_YOUR INSTRUCTIONS_. The result should be every line of the listing that contains "请假审批".

_DATA_.
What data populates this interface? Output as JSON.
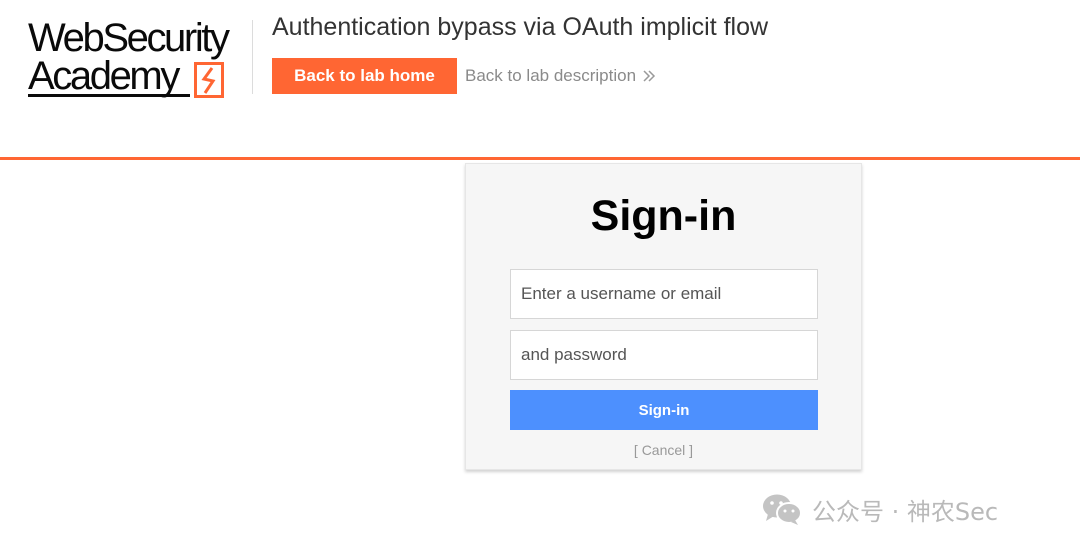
{
  "header": {
    "logo_line1": "WebSecurity",
    "logo_line2": "Academy",
    "lab_title": "Authentication bypass via OAuth implicit flow",
    "back_home_label": "Back to lab home",
    "back_description_label": "Back to lab description",
    "accent_color": "#ff6633"
  },
  "signin": {
    "title": "Sign-in",
    "username_placeholder": "Enter a username or email",
    "password_placeholder": "and password",
    "submit_label": "Sign-in",
    "cancel_label": "[ Cancel ]",
    "button_color": "#4d90fe"
  },
  "watermark": {
    "icon": "wechat-icon",
    "text": "公众号 · 神农Sec"
  }
}
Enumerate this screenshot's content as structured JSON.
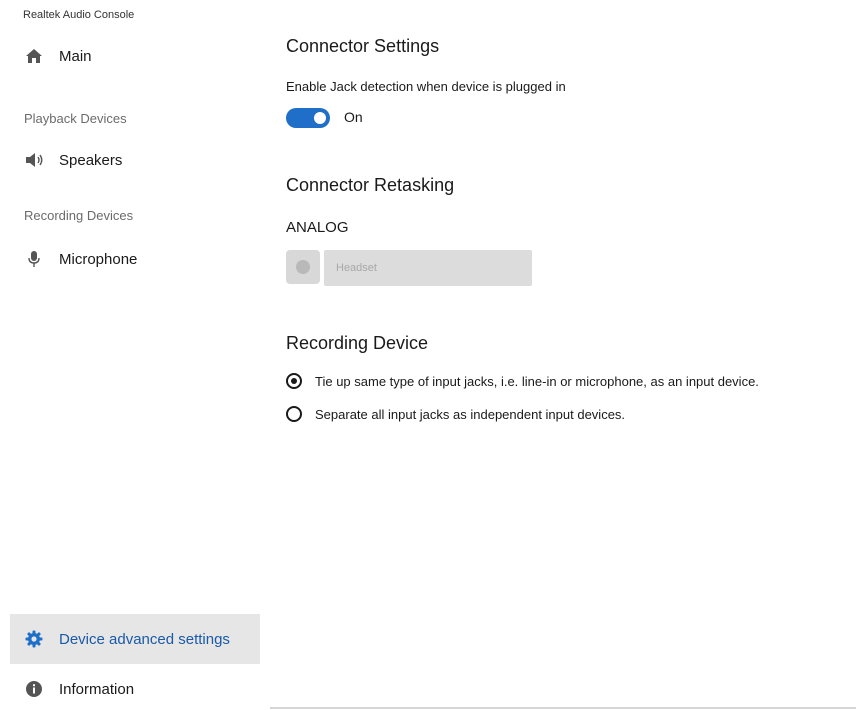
{
  "app": {
    "title": "Realtek Audio Console"
  },
  "sidebar": {
    "main_label": "Main",
    "playback_section": "Playback Devices",
    "speakers_label": "Speakers",
    "recording_section": "Recording Devices",
    "microphone_label": "Microphone",
    "advanced_label": "Device advanced settings",
    "information_label": "Information",
    "icons": {
      "main": "home-icon",
      "speakers": "speaker-icon",
      "microphone": "microphone-icon",
      "advanced": "gear-icon",
      "information": "info-icon"
    }
  },
  "content": {
    "connector_settings_title": "Connector Settings",
    "jack_detection_desc": "Enable Jack detection when device is plugged in",
    "toggle_state_label": "On",
    "toggle_on": true,
    "connector_retasking_title": "Connector Retasking",
    "analog_label": "ANALOG",
    "jack_select_value": "Headset",
    "recording_device_title": "Recording Device",
    "radio_options": [
      {
        "label": "Tie up same type of input jacks, i.e. line-in or microphone, as an input device.",
        "checked": true
      },
      {
        "label": "Separate all input jacks as independent input devices.",
        "checked": false
      }
    ]
  },
  "colors": {
    "accent": "#1f6fc8",
    "selected_bg": "#e6e6e6",
    "selected_text": "#1a5aa8"
  }
}
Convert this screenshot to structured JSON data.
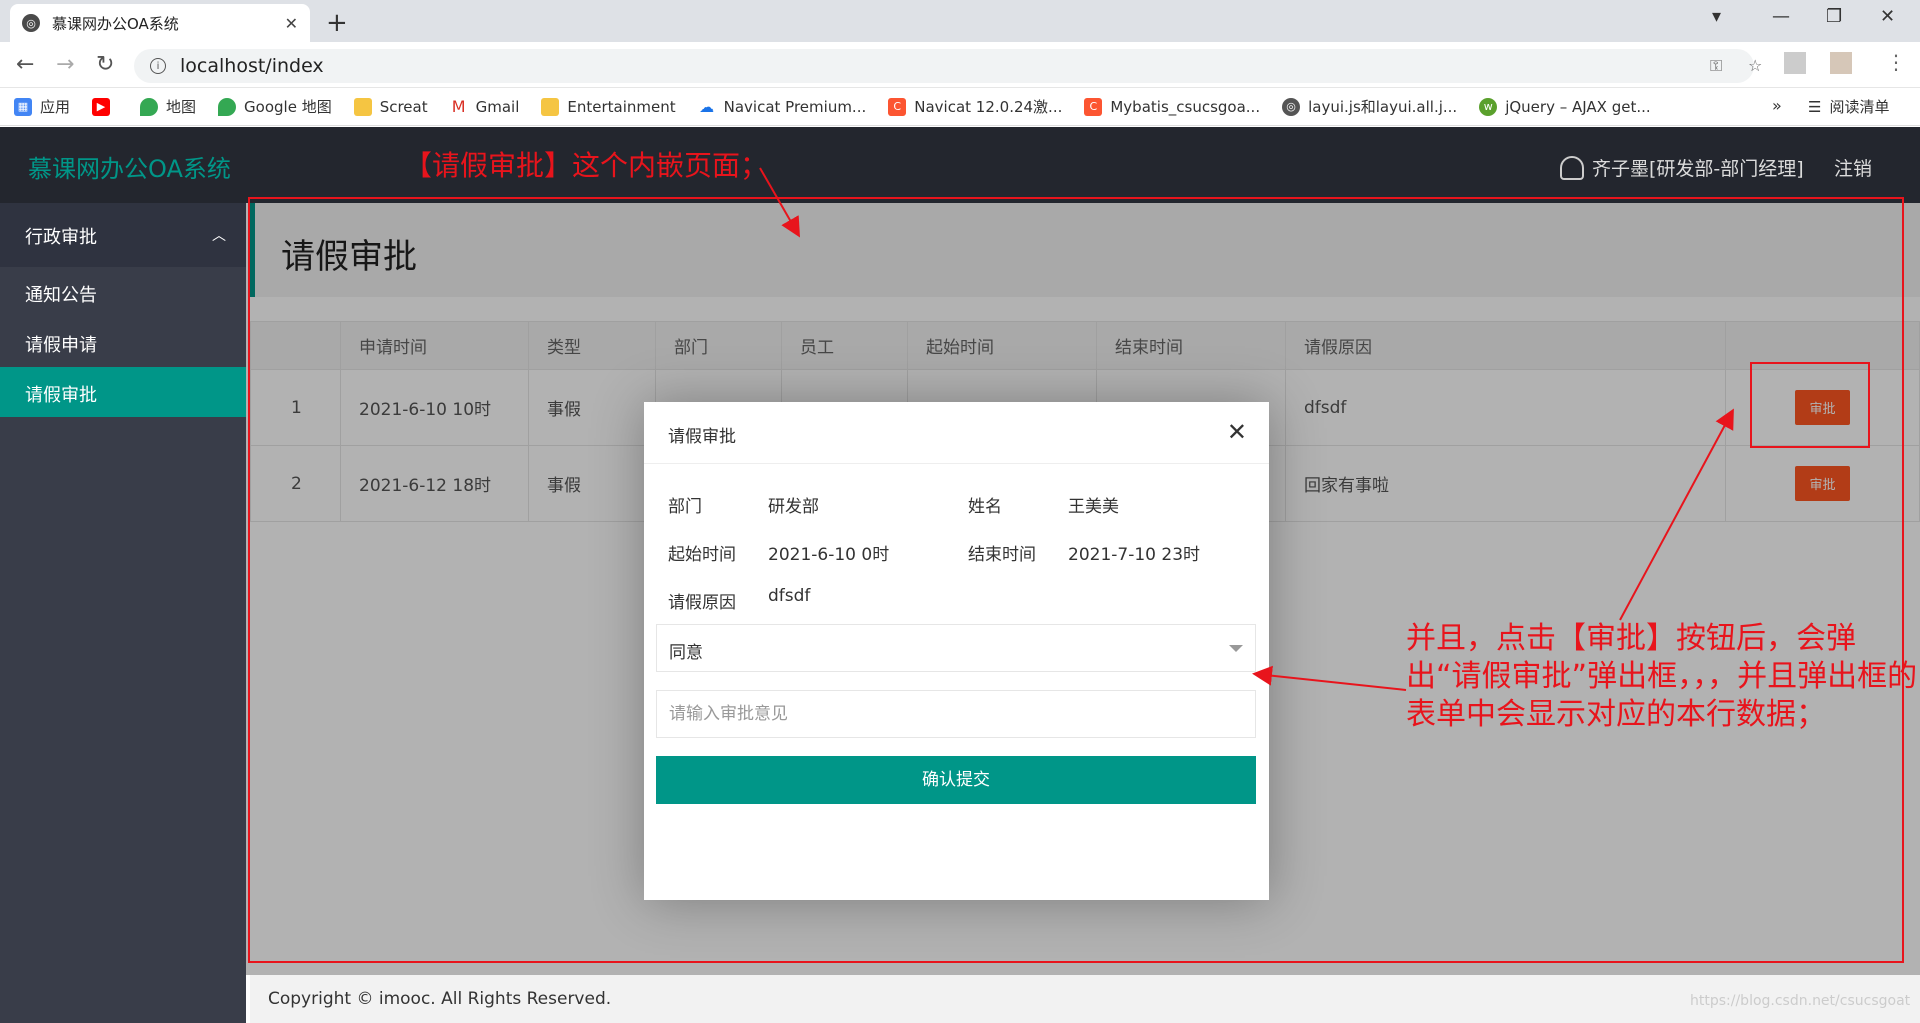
{
  "browser": {
    "tab_title": "慕课网办公OA系统",
    "url": "localhost/index",
    "bookmarks": [
      {
        "label": "应用",
        "icon": "apps-grid-icon",
        "color": "#4285f4"
      },
      {
        "label": "",
        "icon": "youtube-icon",
        "color": "#ff0000"
      },
      {
        "label": "地图",
        "icon": "maps-pin-icon",
        "color": "#34a853"
      },
      {
        "label": "Google 地图",
        "icon": "maps-pin-icon",
        "color": "#34a853"
      },
      {
        "label": "Screat",
        "icon": "folder-icon",
        "color": "#f5c542"
      },
      {
        "label": "Gmail",
        "icon": "gmail-icon",
        "color": "#d93025"
      },
      {
        "label": "Entertainment",
        "icon": "folder-icon",
        "color": "#f5c542"
      },
      {
        "label": "Navicat Premium...",
        "icon": "cloud-icon",
        "color": "#1a73e8"
      },
      {
        "label": "Navicat 12.0.24激...",
        "icon": "csdn-icon",
        "color": "#fc5531"
      },
      {
        "label": "Mybatis_csucsgoa...",
        "icon": "csdn-icon",
        "color": "#fc5531"
      },
      {
        "label": "layui.js和layui.all.j...",
        "icon": "globe-icon",
        "color": "#555555"
      },
      {
        "label": "jQuery – AJAX get...",
        "icon": "w3-icon",
        "color": "#5aa02c"
      }
    ],
    "bookmarks_more": "»",
    "reading_list": "阅读清单"
  },
  "app": {
    "logo": "慕课网办公OA系统",
    "user": "齐子墨[研发部-部门经理]",
    "logout": "注销",
    "accent": "#009688",
    "sidebar": {
      "group": "行政审批",
      "items": [
        {
          "label": "通知公告",
          "active": false
        },
        {
          "label": "请假申请",
          "active": false
        },
        {
          "label": "请假审批",
          "active": true
        }
      ]
    },
    "page_title": "请假审批",
    "table": {
      "headers": [
        "",
        "申请时间",
        "类型",
        "部门",
        "员工",
        "起始时间",
        "结束时间",
        "请假原因",
        ""
      ],
      "rows": [
        {
          "no": "1",
          "apply_time": "2021-6-10 10时",
          "type": "事假",
          "dept": "",
          "employee": "",
          "start": "",
          "end": "",
          "reason": "dfsdf",
          "action": "审批"
        },
        {
          "no": "2",
          "apply_time": "2021-6-12 18时",
          "type": "事假",
          "dept": "",
          "employee": "",
          "start": "",
          "end": "",
          "reason": "回家有事啦",
          "action": "审批"
        }
      ]
    },
    "footer": "Copyright © imooc. All Rights Reserved.",
    "watermark": "https://blog.csdn.net/csucsgoat"
  },
  "dialog": {
    "title": "请假审批",
    "close": "✕",
    "dept_label": "部门",
    "dept_value": "研发部",
    "name_label": "姓名",
    "name_value": "王美美",
    "start_label": "起始时间",
    "start_value": "2021-6-10 0时",
    "end_label": "结束时间",
    "end_value": "2021-7-10 23时",
    "reason_label": "请假原因",
    "reason_value": "dfsdf",
    "select_value": "同意",
    "opinion_placeholder": "请输入审批意见",
    "submit_label": "确认提交"
  },
  "annotations": {
    "top_note": "【请假审批】这个内嵌页面；",
    "side_note": "并且，点击【审批】按钮后，会弹出“请假审批”弹出框，，，并且弹出框的表单中会显示对应的本行数据；",
    "color": "#e8141c"
  }
}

_EXPECTED ANSWER_.
          "label": "请假审批",
    "page_title": "请假审批",
    "title": "请假审批",
    "top_note": "【请假审批】这个内嵌页面；",
    "side_note": "并且，点击【审批】按钮后，会弹出“请假审批”弹出框，，，并且弹出框的表单中会显示对应的本行数据；",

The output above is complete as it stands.